Kennedy added that the cause for optimism lies in local politics. “Congress is going to be a symptom of the rhetoric out there, not wholly the cause of it. But when you start to localize the issues, it’s really a different deal, and that’s where you find the similarities. One recent example would be community health centers. Almost everybody in Congress supports them, and the fight isn’t about whether they’re good, but how to pay for them. So when you start localizing some of these challenges, you can build on them.”

Panelists described how they had to artfully navigate some hot-button issues. As a politically progressive African-American woman, Sewell stands out in her home state of Alabama, where she’s the only Democrat in Congress. At one of her first town meetings, she was confronted by someone who was passionately anti-abortion. “I explained why I was pro-choice and how I had gotten to that position; he at least turned to his wife and nodded. Your constituents have to know that you’re one of them. For another example, Alabama loves its guns and there are a lot of military bases in my district, so there probably isn’t a defense bill that I didn’t vote for. So that lost me my F rating from the NRA; for the first time in my life I got a D.”

Sewell said that as a freshman House member she was surprised both by the civility of her colleagues, and by the dysfunction of the legislative process. “The politics of the politics can be mind-boggling, and frankly takes away from the opportunity to do my job. For instance, we have not yet reauthorized the Children’s Health Insurance Program (CHIP), which expired on September 30. I am told it will be tacked onto something, and meanwhile I have parents desperate to know if their sick child will have insurance.”

As a Hindu American with an exotic name, Krishnamoorthi said he’s had to address his “otherness” head-on, which wasn’t easy when some of his political opponents tried to use it against him. One opposing candidate even ran an attack ad implying he had links to terrorism. “In every meeting I went to, the first question was always about my name and what it means. So I said that translated from an ancient language it means ‘Congressman for the 8th district of Illinois.’ I tackled the elephant in the room right out of the box, and I made fun of myself—That made me human. Anyone here can do that, but it takes a light touch.”

But he says he’s had to make some tougher political choices, most recently over President Trump’s Muslim travel ban. “I never thought I would be traveling to O’Hare Airport to save some American green card holders. But there were people in my district who thought it was perfectly OK for the president to do what he did. So was I going to emphasize my otherness by standing up for [the immigrants at O’Hare], or was I going to take a pass and be silent? I decided on the former, since it was what I came to Congress to do.”

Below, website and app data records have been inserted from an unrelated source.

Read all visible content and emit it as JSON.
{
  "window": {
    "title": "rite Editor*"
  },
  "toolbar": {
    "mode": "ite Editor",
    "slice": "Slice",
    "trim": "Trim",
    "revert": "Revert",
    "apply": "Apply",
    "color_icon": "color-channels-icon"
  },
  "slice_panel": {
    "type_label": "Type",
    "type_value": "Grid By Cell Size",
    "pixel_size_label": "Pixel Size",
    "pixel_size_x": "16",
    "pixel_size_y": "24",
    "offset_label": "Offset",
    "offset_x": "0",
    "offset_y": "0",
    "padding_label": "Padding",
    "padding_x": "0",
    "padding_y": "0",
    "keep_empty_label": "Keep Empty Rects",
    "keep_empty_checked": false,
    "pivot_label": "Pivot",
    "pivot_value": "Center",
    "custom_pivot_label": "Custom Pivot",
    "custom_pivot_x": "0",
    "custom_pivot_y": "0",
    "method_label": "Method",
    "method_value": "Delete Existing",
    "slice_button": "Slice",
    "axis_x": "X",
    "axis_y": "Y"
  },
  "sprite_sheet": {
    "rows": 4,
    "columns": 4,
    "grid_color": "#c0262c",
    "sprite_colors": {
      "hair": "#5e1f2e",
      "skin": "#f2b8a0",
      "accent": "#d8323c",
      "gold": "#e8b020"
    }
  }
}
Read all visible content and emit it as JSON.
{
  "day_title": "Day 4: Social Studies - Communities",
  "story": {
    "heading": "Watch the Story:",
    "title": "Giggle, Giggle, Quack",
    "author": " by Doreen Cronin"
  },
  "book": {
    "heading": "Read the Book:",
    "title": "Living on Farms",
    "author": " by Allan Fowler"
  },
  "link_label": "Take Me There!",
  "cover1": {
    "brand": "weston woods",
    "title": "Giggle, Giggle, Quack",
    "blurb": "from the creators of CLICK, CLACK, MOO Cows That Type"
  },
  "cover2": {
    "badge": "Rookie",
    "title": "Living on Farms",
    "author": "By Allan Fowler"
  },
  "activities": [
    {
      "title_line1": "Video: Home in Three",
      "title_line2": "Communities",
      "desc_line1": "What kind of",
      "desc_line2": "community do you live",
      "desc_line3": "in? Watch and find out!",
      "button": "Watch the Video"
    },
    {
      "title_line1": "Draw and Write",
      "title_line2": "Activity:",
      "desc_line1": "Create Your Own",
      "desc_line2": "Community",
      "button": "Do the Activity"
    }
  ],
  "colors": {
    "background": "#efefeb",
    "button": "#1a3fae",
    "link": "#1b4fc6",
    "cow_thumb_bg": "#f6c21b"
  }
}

As Kennedy pointed out, knowing how to articulate your opinion is always an advantage. “I don’t think I’ve met anyone who agrees with me on everything. But if you have a well-formed opinion and you can defend it, people will cut you a large amount of slack. Parroting talking points is what gets you into trouble. No matter what you do, half the people are going to get mad at you. Your choice is, which half?”

While HLS pride ran strong in the event, some of the panelists noted that a Harvard connection doesn’t always play with some parts of the electorate. Krishnamoorthi recalled working on Barack Obama’s 2002 Senate campaign, where the candidate’s Ivy League background had to be played down. And DeSantis said that a Harvard diploma was something he sometimes had to downplay in Republican circles. “When I ran in my first primary, it was more of a scarlet letter.”